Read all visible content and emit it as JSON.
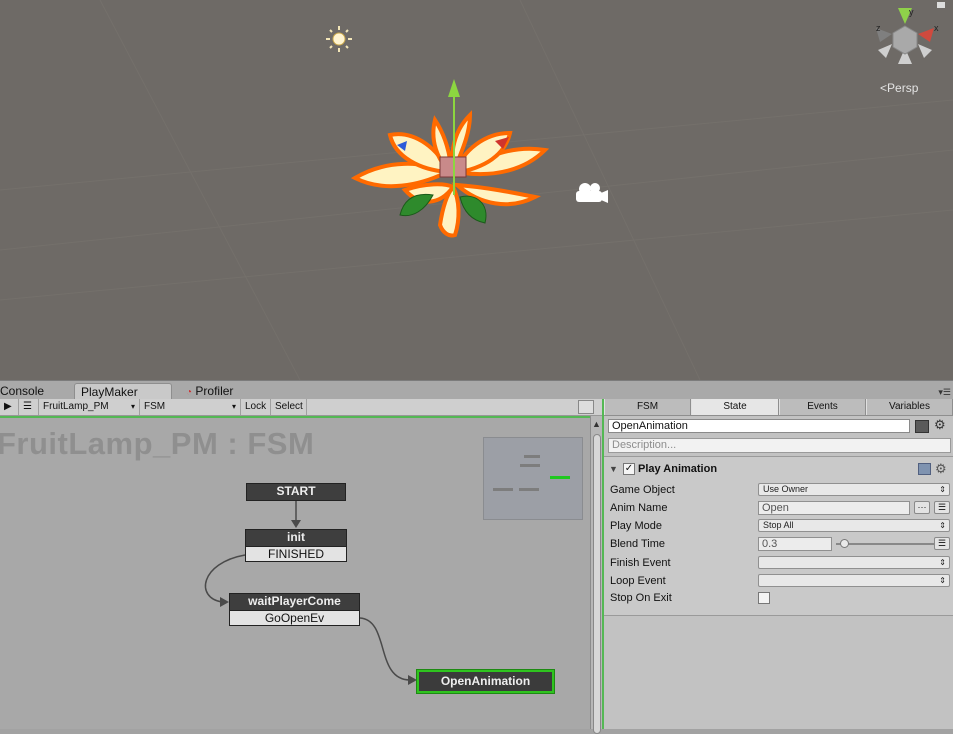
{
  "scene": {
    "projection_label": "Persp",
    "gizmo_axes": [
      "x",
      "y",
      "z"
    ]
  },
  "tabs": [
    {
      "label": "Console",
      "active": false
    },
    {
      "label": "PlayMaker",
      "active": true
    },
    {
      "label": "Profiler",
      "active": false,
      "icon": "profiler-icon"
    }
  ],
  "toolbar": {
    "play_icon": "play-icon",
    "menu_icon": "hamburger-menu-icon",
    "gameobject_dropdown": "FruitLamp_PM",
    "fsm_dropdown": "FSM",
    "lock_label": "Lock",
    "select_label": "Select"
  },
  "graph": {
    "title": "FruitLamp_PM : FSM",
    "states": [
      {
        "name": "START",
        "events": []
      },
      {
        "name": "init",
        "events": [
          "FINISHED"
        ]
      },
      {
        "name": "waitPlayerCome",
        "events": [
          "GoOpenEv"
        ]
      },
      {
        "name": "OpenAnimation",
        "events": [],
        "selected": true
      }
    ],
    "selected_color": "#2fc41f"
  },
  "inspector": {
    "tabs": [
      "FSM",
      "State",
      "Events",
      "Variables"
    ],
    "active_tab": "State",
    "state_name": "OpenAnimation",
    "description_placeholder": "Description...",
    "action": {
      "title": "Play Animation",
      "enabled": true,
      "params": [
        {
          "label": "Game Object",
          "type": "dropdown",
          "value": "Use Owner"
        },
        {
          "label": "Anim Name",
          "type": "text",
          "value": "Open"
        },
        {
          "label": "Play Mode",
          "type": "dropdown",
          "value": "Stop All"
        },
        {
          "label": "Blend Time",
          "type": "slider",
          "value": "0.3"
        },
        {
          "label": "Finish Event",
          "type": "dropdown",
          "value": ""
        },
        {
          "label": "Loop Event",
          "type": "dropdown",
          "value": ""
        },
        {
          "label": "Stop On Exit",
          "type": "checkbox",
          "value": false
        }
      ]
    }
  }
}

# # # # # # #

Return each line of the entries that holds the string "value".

          "value": "Use Owner"
          "value": "Open"
          "value": "Stop All"
          "value": "0.3"
          "value": ""
          "value": ""
          "value": false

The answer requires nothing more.